Cheyenne will have a lot of historical interest value, I'm sure. The attractions may be offbeat, but that's the way I like it. I know there there is a historic train depot museum, and Cheyenne is the state capitol (the largest "city" in Wyoming at around 50 thousand people), so I'm sure there will be some vague governmental intrigue. Wyoming also a lot of horizons -- or so I've heard. I will also be celebrating my 104th birthday on Sunday. Perhaps a good buffalo steak on the frontier is in order.

If time and weather permit, there is a chance I will be able to visit St. Elmo, Colorado, which is 200-odd miles from Cheyenne. I spent a considerable amount of time living an imaginary life there while I transcribed family letters from my great-great-great uncle, who was a telegrapher in St. Elmo for two years during the town's peak. Ever since I read his the stories of this place at the time it was alive, I have wanted to be able to say that I've been there. I have heard that road to St. Elmo is plowed all winter, so I am keeping my fingers crossed that I can see this place for once and for all!

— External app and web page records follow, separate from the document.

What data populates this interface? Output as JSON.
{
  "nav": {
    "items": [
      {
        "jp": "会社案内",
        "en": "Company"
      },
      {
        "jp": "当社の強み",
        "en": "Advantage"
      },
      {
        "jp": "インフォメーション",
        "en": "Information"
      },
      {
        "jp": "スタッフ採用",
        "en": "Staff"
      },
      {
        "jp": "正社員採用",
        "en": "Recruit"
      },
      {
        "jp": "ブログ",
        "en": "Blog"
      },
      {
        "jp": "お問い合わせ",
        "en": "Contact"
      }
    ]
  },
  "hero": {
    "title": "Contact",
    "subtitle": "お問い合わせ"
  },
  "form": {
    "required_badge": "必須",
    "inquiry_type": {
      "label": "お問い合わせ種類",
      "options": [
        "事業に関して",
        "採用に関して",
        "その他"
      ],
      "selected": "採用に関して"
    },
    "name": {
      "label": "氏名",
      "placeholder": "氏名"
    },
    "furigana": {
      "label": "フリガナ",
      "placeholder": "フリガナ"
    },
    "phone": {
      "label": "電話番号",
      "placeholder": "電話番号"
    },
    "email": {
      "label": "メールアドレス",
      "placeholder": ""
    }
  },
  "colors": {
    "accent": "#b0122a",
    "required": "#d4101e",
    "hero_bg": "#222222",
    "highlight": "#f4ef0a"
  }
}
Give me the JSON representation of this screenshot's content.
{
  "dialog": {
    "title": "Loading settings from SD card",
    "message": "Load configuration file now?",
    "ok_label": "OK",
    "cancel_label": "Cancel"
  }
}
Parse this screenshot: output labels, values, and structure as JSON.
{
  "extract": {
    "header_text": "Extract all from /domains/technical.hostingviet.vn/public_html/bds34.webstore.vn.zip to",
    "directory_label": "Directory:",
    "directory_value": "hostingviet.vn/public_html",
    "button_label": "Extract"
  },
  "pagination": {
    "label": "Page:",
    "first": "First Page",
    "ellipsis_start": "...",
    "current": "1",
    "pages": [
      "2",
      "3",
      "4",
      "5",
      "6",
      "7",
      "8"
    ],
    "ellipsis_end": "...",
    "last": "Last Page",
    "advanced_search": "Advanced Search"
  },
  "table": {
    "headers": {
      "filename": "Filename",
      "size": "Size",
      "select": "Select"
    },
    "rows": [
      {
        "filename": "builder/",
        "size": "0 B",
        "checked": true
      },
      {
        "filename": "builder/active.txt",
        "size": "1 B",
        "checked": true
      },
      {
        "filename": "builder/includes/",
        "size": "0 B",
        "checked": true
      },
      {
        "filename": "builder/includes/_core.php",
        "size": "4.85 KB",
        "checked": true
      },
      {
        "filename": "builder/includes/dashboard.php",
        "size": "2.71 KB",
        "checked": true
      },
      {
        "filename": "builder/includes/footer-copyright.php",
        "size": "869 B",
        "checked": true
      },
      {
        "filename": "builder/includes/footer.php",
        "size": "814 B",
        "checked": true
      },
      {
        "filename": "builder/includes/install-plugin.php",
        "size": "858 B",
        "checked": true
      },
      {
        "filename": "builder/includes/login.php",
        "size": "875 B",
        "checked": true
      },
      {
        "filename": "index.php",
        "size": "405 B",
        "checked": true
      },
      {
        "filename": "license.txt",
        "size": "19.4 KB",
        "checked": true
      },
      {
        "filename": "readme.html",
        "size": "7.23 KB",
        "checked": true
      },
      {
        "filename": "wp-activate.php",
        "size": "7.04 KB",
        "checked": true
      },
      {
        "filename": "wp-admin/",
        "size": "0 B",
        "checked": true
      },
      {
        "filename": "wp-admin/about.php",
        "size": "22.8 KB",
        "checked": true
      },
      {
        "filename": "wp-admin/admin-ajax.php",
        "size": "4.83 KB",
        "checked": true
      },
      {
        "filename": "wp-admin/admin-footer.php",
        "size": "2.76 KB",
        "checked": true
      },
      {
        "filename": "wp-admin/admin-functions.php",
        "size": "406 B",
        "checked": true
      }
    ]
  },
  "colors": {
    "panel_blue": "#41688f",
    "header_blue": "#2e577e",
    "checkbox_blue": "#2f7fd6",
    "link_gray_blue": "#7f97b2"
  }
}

I have been reading a book called Wyoming Ghost Stories by Debra Munn, and I am now feeling pretty exuberant about meeting Random JoeBob Ghost! Some of the stories in the book (all purportedly true) gave me real chills, so perhaps this is just the landscape to be in if you have an active imagination!

Wyoming is the least populated state in the U.S., in spite of being the 10th largest state. Hee-haw, everyone, I'm going to the Cowboy State!

The reason I posted the photo of Seattle is that I am drawn to the layers of time that put their marks on every place that people live. Many houses have many histories; there may have been three or four generations born and raised in a house, only to have it sold to a new family raising young children. I think that the feelings and realities of the past are really not that far; you can sense them in any place that has history -- which is all places, if you think about it.